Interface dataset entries
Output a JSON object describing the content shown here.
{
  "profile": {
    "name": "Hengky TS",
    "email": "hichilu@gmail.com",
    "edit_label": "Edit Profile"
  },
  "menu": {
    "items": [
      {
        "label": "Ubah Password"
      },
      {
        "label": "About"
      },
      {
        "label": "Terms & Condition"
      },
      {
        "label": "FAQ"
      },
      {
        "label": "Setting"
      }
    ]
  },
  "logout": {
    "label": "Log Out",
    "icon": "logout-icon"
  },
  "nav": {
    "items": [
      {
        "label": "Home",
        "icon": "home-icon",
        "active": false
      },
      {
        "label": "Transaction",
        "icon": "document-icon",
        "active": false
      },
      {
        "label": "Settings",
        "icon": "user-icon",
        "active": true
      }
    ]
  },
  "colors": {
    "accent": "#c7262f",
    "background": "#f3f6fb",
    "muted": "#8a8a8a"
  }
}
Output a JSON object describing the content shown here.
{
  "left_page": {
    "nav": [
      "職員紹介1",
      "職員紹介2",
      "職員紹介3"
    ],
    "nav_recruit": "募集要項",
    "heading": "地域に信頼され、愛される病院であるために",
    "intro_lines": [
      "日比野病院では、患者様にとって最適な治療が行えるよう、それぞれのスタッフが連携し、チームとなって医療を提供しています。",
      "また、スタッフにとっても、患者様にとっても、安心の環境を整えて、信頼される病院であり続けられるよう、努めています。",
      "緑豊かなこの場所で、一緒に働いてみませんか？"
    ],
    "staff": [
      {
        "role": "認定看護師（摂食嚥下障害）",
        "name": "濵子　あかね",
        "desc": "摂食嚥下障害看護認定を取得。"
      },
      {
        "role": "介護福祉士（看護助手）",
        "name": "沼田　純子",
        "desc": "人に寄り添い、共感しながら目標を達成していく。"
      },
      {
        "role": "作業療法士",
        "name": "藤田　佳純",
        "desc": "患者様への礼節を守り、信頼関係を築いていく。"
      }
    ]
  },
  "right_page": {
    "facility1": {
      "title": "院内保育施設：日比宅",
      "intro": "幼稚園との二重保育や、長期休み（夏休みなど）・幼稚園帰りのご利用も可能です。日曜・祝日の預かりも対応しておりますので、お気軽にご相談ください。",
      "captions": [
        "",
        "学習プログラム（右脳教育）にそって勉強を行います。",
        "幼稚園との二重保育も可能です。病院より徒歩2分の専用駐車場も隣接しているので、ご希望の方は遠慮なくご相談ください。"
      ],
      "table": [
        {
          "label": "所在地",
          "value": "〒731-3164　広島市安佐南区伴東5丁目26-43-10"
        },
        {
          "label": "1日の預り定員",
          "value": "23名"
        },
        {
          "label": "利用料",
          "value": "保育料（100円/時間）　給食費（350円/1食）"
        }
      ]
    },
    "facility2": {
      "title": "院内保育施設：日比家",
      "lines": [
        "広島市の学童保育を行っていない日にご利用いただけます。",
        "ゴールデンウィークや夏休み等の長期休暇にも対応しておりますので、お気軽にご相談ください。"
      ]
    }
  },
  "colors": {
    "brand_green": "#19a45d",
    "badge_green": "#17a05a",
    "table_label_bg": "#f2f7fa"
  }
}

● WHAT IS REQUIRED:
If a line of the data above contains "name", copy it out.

● EXERCISE SOLUTION:
    "name": "Hengky TS",
        "name": "濵子　あかね",
        "name": "沼田　純子",
        "name": "藤田　佳純",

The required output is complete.